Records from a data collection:
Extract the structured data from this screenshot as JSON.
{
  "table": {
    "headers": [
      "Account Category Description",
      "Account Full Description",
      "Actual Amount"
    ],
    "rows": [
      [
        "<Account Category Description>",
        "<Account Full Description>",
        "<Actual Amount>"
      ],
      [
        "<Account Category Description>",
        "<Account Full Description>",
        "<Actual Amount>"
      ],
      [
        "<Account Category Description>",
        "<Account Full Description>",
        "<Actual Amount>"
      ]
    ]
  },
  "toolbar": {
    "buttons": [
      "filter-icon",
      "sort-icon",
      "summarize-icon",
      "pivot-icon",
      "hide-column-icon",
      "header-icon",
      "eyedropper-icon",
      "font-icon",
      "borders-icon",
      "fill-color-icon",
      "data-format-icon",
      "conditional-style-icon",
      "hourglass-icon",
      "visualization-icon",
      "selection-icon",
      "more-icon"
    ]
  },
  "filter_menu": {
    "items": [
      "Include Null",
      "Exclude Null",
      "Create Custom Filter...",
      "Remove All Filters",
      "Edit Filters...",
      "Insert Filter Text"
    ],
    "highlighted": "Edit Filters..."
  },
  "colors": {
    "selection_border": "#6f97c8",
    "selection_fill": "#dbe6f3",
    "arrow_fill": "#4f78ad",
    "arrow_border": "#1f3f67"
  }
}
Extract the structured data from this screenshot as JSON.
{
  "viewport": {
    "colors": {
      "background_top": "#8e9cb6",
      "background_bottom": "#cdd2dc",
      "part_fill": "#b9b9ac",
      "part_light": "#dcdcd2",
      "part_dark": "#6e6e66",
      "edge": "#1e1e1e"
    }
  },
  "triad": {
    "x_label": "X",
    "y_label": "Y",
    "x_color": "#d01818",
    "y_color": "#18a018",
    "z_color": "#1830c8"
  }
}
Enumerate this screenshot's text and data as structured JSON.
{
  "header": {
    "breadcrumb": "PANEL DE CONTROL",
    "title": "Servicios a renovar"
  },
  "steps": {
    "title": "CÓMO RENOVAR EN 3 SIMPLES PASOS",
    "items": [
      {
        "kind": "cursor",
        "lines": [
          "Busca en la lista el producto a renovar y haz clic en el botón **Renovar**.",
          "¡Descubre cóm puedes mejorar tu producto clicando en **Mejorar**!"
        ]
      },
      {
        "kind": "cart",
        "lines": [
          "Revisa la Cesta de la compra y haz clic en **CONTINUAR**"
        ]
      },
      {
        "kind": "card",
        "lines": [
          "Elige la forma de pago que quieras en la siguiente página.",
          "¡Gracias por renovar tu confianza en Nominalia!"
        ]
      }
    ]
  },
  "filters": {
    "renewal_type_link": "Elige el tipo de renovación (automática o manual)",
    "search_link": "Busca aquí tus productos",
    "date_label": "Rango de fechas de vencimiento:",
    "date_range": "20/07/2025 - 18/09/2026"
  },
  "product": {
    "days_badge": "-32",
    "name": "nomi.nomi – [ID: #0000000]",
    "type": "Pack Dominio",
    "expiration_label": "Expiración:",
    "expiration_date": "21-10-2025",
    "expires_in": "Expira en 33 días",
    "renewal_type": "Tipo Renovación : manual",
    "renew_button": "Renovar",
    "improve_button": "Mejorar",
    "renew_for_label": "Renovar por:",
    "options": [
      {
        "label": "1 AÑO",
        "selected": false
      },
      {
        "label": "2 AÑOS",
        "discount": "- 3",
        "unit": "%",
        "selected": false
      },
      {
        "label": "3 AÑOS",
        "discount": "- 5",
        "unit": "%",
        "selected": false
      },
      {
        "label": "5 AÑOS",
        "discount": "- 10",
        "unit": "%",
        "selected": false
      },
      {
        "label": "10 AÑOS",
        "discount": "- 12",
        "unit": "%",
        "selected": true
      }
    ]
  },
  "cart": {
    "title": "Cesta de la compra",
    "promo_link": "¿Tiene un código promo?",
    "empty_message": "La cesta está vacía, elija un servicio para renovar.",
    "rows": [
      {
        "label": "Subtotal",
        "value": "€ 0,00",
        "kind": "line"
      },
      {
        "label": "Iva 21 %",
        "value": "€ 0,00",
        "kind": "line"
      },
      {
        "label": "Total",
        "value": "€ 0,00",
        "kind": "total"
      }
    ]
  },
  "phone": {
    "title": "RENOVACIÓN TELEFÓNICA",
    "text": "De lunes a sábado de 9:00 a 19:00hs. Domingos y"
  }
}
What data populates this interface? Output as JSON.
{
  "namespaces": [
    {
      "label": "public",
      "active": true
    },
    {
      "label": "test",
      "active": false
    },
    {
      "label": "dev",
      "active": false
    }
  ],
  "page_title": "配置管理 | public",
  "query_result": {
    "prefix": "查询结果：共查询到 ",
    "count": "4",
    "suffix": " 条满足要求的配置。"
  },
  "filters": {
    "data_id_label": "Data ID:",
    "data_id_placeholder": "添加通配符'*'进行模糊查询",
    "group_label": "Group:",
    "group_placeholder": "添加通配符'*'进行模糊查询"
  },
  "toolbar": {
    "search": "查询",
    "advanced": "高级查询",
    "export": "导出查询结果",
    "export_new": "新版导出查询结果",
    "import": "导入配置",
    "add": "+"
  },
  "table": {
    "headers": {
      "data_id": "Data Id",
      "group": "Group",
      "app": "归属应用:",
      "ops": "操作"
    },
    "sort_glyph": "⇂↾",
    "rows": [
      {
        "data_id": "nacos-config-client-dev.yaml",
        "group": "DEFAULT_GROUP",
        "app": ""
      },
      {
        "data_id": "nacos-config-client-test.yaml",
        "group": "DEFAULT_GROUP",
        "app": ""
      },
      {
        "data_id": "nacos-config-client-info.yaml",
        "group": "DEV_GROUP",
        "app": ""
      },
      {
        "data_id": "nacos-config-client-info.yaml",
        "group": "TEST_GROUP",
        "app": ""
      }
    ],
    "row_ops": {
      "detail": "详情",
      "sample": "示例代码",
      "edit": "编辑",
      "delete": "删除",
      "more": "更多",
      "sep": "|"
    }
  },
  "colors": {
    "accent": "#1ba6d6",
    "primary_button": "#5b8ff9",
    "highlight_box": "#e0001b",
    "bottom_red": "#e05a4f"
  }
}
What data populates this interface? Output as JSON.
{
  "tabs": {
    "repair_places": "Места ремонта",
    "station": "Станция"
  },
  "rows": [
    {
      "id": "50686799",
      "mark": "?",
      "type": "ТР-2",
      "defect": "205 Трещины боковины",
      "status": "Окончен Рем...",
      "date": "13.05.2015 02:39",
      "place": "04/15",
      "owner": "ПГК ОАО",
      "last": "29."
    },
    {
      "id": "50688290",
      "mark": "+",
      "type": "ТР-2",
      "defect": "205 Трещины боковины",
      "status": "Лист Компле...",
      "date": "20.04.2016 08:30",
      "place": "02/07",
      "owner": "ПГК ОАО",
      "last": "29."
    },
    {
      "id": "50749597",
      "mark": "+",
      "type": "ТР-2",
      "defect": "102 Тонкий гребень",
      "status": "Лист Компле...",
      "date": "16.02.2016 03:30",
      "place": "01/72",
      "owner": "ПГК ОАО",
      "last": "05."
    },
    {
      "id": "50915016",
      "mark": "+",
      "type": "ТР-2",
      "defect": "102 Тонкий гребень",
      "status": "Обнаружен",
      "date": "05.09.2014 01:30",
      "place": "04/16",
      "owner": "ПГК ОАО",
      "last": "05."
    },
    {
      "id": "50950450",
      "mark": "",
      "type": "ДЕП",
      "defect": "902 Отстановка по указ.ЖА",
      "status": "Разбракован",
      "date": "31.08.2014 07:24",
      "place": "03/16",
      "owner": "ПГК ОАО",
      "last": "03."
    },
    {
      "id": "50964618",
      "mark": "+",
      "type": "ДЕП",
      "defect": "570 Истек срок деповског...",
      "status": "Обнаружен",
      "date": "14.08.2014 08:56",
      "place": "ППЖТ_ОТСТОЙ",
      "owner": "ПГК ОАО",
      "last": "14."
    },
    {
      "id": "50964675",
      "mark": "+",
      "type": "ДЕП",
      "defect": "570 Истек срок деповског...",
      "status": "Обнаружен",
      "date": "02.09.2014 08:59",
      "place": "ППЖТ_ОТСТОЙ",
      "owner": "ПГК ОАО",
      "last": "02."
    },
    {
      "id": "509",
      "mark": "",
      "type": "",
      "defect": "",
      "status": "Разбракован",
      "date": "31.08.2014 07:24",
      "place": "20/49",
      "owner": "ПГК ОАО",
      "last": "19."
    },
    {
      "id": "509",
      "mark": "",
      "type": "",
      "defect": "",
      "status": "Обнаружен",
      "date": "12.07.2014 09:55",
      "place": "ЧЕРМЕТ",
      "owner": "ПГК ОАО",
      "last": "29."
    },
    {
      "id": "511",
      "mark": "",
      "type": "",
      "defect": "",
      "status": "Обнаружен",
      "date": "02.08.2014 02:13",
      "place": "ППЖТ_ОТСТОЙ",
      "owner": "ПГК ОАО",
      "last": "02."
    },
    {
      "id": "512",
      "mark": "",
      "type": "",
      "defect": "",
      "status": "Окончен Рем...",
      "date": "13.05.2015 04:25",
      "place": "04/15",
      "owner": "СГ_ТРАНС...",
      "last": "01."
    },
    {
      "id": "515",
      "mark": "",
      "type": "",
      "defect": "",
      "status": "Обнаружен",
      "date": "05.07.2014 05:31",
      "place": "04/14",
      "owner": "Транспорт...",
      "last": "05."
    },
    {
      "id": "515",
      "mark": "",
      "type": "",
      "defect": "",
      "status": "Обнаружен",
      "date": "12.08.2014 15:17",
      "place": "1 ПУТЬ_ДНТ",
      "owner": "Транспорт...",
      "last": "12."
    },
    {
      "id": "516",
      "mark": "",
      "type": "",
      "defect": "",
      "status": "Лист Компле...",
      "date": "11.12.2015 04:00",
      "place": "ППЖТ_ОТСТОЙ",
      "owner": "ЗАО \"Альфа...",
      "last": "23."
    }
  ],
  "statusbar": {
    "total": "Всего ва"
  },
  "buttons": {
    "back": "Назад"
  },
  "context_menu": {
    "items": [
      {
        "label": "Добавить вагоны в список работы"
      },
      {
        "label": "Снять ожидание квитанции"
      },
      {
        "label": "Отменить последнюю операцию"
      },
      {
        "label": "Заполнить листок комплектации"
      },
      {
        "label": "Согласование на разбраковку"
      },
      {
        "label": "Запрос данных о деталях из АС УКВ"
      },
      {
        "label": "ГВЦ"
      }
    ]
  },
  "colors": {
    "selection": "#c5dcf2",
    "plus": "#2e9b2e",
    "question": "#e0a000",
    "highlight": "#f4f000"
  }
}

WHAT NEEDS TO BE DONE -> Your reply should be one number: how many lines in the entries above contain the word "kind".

WRITTEN RESPONSE -> 6